"But there is another important number collected by Nielsen (though only made available to the firm's clients) that tells another story. This is the "cume," the cumulative total number of viewers who watch a channel for at least six minutes during a given day. Unlike the average ratings number the media usually report, this number gives the same weight to the light viewer, who tunes in for a brief time, as it does to the heavy viewer."
How can CNN have more total viewers when Fox has such a commanding lead in average viewers? Conventional industry wisdom is that CNN viewers tune in briefly to catch up on news and headlines, while Fox viewers watch longer for the opinion and personality-driven programming. Because the smaller total number of Fox viewers are watching more hours, they show up in the ratings as a higher average number of viewers. "

Of course, this only matters to two groups of people. FAIR continues

"Journalists who publish Nielsen numbers ought to explain that the data are not simply measures of popularity, and they are not produced as a service to journalists or the public. The figures are gathered to provide advertisers with complex data about viewer habits. It pays to remember that neither cable news stations nor Nielsen Media Research are primarily in the business of serving the public interest--both are in the business of delivering audiences to advertisers."

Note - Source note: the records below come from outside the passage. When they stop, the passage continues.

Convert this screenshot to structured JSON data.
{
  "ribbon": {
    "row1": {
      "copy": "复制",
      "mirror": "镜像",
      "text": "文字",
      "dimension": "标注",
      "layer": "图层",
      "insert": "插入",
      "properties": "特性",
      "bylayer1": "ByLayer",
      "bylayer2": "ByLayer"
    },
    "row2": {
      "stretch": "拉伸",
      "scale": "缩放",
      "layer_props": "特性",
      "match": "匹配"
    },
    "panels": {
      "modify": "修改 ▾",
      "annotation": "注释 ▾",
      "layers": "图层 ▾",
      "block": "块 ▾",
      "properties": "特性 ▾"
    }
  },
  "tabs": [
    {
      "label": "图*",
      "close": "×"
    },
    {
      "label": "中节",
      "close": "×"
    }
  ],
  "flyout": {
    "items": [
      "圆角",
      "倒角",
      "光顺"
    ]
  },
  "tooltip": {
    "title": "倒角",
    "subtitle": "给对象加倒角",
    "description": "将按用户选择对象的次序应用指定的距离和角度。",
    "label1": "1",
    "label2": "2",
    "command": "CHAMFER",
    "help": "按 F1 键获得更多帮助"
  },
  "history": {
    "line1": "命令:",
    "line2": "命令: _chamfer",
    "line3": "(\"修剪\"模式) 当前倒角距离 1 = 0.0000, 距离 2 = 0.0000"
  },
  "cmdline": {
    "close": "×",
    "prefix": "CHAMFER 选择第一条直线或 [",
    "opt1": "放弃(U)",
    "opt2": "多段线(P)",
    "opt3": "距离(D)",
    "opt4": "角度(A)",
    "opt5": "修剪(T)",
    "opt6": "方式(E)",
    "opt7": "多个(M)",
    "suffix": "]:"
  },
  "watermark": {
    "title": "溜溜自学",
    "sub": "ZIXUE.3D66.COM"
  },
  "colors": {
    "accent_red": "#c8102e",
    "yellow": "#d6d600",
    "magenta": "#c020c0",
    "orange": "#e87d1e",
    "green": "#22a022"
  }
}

Besides advertisers, these numbers matter to people who are trying to convince their viewers that they are in larger company than they really are, reinforcing their opinions as more widely held than they really are. This feeds the "might makes right" mentality that goes with the right-wing's foreign policy objectives.

O'Reilly claimed that Hillary-haters wanted him to humiliate Clinton and pursue "culture war" issues, and on the nutty left only "elements at NBC News" (his code for Keith Olbermann) were critical so he knows he did a good job. He cited, with much scorn, MSNBC's rankings for last month and boasted that FNC was tied with ESPN in the ratings... but he fudged those numbers too. Not by much, but it just goes to show you can't trust anything he says - good isn't good enough and bad isn't bad enough. As he cited these figures the text onscreen read "...with its dismal ratings, it's hard to take MSNBC seriously."

O'Reilly and FOX want their viewers to believe that ratings are an indicator of high quality, which is false. Indeed, it appears, in our society, that the opposite holds true. Compare how many people watch American Idol with how many watch Masterpiece Theater, or how many eat at McDonalds versus how many opt for local vegetarian restaurants to see that crap is very popular in America.

O'Reilly predicts that his interview with John McCain will be just as "tough," and noted that Barack Obama told Steve Doocy this morning that he'll see if he can fit O'Reilly's program in.

"Talking Points" is very pleased that "MoveOn and its ilk" are angry over Clinton's appearance, because as he frames it MoveOn has "threatened" the candidates if they appear on FOX. He patted himself on the back for not bringing up Clinton's appearance at YearlyKos, which indicates that he knows it's a bogus non-issue that she would have slapped down as partisan hackery.

Yup, O'Reilly is going to toot this horn from here until November. "Your humble correspondent," he calls himself - puhleeeze.